Training improves ability to unlock value from data
Training improves ability to unlock value from data13 October, 2022 •
Capacity-development is a vital part of the Rwanda Economy Digitalisation programme and beyond the hosting of training courses, the aim is to cultivate a hub of data professionals in the Rwandan private and public sectors.
These data professionals who interact with, and analyse, data can champion data-driven decision-making and evidence-informed policymaking in Rwanda. Two such champions are Violette Mahoro and Juste Nyirimana; both past participants in The Foundation of Data-Driven Analysis for Policy Decisions short course, which Cenfri offers in conjunction with 71point4 and the Rwanda Management Institute.
The participants come to the training with varying levels of knowledge and different expertise (such as SQL and R) and the work is designed to take advantage of this. The training is practical and interactive and provides an environment where participants can learn from the instructor and each other.
Violette and Juste shared some highlights of their participation in the training course. These included:
- An improved understanding of the value of project documentation. Violette and Juste were already working as data scientists when they joined the training course and one of their biggest takeaways from the training was the value and importance of documenting the code and processes, they use in projects. Not documenting code, processes and learnings meant that each time they started a new project they would have to start from scratch; now they can build on their previous work. Documentation also helps future collaborators understand how the project was built and makes it easier for them to maintain and update.
- The benefits of a holistic project view. Another critical lesson they learned from the training is the need to understand the underlying logic or business aspect and not just the technical component of projects. Taking a holistic view allows them to make better decisions around what kind of data is needed for the project. Understanding how data is captured and cleaned is important to every data scientist but in most educational institutions the focus is on using data to make predictions. This focus makes it hard to ensure you are collecting the right data and to help the institution make good policy decisions. Since the training, Juste has switched his focus from building models to securing the right data for the questions they’re asking. For example, when it comes to understanding how financial services providers make decisions, he realised that sometimes the data is not cleaned properly, or the data used is missing key information and consequently the models that are built are unreliable or biased.
- The potential of analysing data to understand impact. Violette used to think data science was mostly about descriptive statistics, but the training has made her realise that it is more about analysing and understanding data. Now she ensures that the data used is clean and complements the projects they are running. For example, in her work with the Economic Recovery Fund, which was established by the Government of Rwanda to support businesses that were hit by COVID-19, she now uses the data to understand the impact the fund had on those businesses rather than just the monetary value of the support. Having previously focused on system administration, using data to understand how decisions are impacting the lives of people has added a new dimension to her career.

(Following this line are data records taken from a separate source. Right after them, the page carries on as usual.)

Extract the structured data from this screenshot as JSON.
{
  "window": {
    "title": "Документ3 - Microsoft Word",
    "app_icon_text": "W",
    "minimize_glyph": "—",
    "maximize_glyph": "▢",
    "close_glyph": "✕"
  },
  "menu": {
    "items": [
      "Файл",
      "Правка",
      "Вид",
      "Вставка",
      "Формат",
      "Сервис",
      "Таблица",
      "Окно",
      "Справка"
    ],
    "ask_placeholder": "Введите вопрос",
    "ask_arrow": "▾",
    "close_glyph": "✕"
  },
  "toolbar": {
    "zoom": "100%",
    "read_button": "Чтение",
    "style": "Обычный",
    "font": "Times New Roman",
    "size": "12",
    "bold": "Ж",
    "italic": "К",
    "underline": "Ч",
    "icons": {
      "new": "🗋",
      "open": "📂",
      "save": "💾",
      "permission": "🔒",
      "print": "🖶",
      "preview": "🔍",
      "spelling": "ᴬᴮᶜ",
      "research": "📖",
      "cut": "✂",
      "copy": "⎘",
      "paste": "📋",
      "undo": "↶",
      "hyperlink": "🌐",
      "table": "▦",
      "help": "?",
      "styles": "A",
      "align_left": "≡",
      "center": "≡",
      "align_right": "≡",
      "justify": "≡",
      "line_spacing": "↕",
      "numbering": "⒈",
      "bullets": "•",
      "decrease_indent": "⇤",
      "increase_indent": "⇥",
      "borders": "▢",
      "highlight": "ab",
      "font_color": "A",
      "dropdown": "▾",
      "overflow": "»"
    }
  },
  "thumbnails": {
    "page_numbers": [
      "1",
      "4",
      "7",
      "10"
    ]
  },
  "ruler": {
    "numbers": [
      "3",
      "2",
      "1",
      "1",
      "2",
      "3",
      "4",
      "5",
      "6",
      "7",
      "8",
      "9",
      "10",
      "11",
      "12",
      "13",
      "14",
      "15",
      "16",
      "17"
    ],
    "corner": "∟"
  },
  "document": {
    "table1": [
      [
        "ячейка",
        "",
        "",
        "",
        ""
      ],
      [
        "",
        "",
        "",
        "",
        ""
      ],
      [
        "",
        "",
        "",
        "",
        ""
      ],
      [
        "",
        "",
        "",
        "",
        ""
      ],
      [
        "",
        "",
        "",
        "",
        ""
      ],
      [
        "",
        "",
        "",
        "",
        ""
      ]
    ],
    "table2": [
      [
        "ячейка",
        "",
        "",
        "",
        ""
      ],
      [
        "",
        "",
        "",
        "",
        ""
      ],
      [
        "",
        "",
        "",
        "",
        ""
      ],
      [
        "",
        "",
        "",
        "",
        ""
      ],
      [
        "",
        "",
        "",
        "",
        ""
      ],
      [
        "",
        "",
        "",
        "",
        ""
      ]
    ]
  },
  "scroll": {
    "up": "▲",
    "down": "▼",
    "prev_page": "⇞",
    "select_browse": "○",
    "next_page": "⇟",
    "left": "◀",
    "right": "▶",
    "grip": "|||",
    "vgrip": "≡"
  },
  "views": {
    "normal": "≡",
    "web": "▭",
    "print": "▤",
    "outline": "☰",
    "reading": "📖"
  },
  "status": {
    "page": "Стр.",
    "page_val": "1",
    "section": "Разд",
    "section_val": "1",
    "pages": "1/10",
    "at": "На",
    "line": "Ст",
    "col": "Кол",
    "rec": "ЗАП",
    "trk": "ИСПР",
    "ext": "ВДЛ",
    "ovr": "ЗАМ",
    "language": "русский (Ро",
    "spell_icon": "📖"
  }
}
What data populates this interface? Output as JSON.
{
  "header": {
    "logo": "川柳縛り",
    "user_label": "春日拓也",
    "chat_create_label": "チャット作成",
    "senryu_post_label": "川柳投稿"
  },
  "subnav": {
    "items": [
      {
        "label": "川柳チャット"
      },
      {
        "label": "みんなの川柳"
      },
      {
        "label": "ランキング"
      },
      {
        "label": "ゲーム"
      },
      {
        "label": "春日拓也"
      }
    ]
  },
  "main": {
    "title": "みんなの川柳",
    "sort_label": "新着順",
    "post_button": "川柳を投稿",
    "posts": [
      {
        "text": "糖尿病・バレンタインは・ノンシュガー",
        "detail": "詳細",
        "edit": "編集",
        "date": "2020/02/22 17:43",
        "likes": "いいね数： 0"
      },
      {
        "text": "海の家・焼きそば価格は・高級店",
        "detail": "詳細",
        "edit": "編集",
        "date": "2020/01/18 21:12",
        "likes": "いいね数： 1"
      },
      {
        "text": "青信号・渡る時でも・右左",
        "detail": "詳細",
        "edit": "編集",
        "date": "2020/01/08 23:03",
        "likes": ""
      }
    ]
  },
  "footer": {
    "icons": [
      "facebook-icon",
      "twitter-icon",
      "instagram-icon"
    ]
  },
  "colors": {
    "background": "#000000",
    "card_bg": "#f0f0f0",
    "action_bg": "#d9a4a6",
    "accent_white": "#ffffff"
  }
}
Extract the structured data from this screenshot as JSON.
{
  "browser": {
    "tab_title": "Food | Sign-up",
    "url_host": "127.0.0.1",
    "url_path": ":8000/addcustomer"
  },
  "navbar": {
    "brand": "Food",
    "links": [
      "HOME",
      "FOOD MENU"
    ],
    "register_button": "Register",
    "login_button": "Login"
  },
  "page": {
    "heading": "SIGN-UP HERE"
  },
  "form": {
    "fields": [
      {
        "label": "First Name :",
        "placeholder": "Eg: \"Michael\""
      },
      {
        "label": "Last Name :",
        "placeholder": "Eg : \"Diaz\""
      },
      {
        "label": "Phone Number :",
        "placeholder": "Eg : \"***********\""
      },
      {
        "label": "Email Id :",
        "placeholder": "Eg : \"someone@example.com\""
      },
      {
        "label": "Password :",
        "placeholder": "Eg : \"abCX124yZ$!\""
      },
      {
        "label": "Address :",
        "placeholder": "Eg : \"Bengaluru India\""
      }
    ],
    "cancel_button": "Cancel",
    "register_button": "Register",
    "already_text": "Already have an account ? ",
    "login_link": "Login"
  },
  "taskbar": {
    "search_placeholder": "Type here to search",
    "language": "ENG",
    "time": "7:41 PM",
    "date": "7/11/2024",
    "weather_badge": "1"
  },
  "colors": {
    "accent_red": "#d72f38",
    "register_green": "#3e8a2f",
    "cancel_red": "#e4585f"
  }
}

The two data scientists have gone on to act as peer facilitators in subsequent courses and we spoke to them about their experiences and reflections on training facilitation. These include:
- The incentive to prepare ahead of the training sessions and master new content. It is one thing to understand a concept and it is another to be able to teach and train others. Training requires patience, versatility in your methods, and a lot of preparation on content as the two are reluctant to suggest they don’t know the answers to questions. Despite this, due to different backgrounds and levels of understanding among the training cohort, they have had to rely on each other and other facilitators to satisfy all participants.
A sense of personal satisfaction. One of Violette’s highlights was introducing other training participants to functions in programming languages that are built into the software they were already using. Juste is now committed to being more “T-Shaped” in terms of his skillset. T-shaped skills is a reference to people who have deep, specialist expertise in a particular area coupled with broader knowledge that enables them to collaborate with others in adjacent areas. He is now focused on expanding his skills and is adding more system administration work and data engineering.
An ability to spot gaps in data practices in the work environment. Violette now has more insight into the challenges financial institutions experience in accurately capturing and cleaning data (and the implications if this is not done properly). She recognises the need to work with technical teams to ensure their data capturing processes are optimised. Juste’s experience as a trainer made him realise the importance of training not just the data scientists, but executive teams so that they can understand the importance of data and how it can be used to make decisions.
Read more about our capacity-building for data-driven decision-making here.
The Rwanda Economy Digitalisation Programme is implemented by Cenfri in partnership with the Rwandan Ministry of ICT & Innovation and financial support from the Mastercard Foundation.